TASK PROMPT:
Filter the entries for lines with the word "name".

SUPPLIED INFORMATION:
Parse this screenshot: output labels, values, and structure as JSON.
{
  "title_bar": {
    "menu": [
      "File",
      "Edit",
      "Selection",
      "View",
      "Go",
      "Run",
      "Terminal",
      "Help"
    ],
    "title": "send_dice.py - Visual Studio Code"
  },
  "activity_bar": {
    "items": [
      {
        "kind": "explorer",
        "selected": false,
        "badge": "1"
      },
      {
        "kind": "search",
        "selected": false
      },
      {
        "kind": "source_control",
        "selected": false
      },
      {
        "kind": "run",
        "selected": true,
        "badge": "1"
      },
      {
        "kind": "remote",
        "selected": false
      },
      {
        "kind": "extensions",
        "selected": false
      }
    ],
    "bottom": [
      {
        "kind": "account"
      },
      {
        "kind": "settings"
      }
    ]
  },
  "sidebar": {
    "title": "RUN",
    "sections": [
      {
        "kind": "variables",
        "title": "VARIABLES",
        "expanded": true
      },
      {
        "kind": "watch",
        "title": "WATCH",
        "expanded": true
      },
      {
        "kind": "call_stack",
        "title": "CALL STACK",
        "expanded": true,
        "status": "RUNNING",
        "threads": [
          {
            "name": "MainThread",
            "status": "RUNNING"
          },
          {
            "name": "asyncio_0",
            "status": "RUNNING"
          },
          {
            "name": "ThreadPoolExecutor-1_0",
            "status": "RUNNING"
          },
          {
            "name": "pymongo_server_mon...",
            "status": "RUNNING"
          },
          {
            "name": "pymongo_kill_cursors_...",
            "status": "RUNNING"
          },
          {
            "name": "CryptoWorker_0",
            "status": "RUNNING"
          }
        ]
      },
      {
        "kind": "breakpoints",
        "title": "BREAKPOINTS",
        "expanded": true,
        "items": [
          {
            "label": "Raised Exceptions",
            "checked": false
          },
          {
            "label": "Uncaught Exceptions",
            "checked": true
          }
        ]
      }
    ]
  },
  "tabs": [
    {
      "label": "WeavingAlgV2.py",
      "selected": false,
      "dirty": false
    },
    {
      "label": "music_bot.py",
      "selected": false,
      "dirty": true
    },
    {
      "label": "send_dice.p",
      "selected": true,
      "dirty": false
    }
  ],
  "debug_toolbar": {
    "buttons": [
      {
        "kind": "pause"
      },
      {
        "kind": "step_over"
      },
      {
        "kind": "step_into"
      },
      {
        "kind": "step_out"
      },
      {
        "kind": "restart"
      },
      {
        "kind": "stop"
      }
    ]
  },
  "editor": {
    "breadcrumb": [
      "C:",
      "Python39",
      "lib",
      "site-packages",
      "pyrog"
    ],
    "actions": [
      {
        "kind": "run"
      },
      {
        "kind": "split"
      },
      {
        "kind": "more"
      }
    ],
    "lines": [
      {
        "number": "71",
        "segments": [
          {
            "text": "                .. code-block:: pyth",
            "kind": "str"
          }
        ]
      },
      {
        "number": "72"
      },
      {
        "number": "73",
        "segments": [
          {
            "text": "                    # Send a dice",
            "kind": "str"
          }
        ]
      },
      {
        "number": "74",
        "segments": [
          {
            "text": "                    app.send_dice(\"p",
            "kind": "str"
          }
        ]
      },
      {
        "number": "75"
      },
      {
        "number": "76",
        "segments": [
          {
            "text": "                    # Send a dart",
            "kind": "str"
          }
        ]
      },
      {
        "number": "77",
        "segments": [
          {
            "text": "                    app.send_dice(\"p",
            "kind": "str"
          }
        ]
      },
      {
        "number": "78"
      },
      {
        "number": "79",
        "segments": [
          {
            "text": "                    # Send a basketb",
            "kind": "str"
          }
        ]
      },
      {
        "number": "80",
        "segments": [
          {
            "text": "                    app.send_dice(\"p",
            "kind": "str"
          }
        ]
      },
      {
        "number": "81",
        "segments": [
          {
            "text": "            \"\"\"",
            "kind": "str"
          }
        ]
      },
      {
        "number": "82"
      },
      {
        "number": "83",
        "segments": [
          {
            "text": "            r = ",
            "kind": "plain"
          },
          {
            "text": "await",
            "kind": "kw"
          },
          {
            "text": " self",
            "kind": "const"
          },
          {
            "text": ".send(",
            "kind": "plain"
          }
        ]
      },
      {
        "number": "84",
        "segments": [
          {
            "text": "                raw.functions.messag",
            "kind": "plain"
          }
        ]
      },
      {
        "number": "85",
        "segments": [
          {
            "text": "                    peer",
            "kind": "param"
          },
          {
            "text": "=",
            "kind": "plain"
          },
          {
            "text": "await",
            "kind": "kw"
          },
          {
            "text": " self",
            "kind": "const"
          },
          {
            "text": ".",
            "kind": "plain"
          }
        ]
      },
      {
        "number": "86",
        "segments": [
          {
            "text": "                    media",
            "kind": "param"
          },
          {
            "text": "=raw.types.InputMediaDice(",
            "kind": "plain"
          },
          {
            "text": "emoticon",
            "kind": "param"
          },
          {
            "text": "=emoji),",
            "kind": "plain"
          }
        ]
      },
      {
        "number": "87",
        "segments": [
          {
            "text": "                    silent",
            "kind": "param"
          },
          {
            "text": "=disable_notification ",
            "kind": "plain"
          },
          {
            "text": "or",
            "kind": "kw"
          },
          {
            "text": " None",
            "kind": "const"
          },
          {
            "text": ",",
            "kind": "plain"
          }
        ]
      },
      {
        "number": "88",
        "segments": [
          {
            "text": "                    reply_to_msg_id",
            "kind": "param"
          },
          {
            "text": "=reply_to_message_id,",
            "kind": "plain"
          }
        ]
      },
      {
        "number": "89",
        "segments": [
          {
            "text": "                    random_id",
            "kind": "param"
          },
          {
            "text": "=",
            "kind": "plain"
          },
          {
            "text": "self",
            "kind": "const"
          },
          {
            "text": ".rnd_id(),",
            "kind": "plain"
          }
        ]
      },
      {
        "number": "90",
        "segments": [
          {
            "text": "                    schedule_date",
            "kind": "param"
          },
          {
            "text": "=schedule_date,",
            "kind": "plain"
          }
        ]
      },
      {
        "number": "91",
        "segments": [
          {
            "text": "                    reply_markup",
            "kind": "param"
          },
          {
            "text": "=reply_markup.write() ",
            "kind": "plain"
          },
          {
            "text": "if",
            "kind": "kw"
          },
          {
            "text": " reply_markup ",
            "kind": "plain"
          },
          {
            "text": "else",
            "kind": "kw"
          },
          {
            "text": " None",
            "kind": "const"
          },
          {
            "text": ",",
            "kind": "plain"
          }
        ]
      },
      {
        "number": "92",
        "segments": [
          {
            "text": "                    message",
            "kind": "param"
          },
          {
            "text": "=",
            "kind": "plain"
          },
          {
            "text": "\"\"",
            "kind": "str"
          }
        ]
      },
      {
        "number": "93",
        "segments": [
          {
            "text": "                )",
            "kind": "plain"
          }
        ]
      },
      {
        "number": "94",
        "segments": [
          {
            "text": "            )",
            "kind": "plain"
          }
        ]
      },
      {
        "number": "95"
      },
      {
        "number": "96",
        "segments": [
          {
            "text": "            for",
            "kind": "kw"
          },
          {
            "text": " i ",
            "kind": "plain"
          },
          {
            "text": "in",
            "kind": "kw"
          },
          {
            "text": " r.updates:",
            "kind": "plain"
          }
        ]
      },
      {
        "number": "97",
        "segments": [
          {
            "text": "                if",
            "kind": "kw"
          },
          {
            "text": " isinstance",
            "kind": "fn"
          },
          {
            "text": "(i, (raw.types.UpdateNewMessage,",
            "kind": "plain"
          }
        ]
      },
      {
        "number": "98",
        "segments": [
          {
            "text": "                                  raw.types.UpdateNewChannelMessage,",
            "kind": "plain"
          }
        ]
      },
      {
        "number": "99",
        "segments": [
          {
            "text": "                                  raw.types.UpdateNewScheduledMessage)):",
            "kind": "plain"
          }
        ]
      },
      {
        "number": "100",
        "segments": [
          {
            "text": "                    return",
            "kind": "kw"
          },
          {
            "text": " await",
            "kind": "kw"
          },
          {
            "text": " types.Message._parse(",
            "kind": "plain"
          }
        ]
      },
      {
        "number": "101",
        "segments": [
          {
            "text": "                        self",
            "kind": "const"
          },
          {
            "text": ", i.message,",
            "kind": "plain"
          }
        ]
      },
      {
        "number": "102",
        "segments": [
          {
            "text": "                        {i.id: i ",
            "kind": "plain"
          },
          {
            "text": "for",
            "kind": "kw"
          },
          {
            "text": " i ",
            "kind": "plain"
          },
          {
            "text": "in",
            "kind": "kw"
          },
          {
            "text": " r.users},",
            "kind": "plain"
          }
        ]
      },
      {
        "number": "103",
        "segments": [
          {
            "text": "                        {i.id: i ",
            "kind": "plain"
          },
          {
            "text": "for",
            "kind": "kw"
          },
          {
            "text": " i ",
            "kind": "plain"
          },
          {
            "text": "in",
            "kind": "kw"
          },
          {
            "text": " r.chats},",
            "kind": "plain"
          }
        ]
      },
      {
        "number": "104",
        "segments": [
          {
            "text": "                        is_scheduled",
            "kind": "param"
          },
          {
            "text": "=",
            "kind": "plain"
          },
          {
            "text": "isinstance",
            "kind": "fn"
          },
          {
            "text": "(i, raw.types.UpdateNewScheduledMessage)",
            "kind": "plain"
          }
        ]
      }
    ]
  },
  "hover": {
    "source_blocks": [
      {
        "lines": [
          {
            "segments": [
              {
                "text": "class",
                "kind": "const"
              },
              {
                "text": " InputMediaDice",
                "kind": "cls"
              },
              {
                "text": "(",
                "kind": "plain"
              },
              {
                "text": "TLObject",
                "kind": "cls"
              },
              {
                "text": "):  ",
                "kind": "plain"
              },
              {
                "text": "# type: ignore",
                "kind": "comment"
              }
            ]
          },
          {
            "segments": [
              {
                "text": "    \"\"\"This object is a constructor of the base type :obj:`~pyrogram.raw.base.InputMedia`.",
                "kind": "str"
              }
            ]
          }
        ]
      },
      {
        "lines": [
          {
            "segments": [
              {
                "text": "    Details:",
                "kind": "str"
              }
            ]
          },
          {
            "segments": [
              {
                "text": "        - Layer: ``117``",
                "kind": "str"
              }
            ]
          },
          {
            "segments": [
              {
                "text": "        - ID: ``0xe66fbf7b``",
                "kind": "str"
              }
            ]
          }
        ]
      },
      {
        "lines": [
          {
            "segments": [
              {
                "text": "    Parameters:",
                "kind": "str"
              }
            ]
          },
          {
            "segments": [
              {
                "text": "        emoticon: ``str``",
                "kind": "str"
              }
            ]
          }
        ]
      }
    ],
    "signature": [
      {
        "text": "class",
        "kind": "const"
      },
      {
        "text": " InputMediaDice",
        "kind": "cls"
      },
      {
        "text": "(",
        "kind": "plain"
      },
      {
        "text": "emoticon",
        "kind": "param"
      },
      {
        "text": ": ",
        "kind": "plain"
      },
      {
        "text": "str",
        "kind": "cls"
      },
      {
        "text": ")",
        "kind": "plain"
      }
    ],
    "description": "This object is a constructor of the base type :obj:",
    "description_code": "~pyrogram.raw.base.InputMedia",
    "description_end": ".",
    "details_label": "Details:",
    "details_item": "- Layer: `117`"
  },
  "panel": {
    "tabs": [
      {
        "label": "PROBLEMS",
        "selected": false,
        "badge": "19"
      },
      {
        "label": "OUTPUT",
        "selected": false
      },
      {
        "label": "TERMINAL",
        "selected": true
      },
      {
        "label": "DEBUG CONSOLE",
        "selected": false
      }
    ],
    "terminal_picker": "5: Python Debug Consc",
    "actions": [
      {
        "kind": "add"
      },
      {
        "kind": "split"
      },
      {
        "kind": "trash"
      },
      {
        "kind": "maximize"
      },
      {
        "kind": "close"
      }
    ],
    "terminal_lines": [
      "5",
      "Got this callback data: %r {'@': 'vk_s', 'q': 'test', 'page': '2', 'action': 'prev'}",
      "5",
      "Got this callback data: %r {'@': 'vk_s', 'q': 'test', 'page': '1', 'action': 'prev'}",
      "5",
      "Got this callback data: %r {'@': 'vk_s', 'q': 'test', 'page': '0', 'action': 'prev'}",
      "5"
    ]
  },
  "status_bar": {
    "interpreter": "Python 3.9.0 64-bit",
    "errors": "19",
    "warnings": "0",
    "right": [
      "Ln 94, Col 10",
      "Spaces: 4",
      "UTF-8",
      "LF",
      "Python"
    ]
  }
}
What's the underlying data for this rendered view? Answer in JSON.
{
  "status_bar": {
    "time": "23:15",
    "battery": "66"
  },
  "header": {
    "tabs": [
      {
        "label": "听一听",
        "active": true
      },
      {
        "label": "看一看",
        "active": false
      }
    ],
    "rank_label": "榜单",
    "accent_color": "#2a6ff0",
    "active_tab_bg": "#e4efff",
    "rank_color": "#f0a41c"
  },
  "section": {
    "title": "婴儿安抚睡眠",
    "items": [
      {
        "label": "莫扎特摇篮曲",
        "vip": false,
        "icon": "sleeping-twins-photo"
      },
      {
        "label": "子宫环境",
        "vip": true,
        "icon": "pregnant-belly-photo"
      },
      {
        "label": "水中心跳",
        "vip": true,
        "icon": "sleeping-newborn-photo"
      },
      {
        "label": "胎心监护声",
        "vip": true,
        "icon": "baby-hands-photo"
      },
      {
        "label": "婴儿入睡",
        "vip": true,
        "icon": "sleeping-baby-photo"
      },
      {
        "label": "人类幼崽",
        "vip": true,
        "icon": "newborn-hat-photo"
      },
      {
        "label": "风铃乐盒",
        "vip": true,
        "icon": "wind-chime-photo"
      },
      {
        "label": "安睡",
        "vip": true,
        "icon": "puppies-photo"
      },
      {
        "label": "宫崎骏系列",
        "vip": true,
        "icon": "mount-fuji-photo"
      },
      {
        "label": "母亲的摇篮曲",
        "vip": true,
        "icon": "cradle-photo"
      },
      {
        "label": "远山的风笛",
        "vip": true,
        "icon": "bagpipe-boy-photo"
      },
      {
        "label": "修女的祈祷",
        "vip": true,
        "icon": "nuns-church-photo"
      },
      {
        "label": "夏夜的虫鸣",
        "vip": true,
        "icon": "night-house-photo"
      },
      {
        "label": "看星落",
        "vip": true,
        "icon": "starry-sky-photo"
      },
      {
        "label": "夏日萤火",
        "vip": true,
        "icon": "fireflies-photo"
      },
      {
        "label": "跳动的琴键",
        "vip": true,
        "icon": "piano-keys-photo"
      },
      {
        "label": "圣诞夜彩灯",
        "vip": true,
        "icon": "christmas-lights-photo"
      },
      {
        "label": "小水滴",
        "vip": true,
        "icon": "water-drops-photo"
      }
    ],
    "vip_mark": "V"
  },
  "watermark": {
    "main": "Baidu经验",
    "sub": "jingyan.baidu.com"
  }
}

ANSWER TO THIS PROBLEM:
            "name": "MainThread",
            "name": "asyncio_0",
            "name": "ThreadPoolExecutor-1_0",
            "name": "pymongo_server_mon...",
            "name": "pymongo_kill_cursors_...",
            "name": "CryptoWorker_0",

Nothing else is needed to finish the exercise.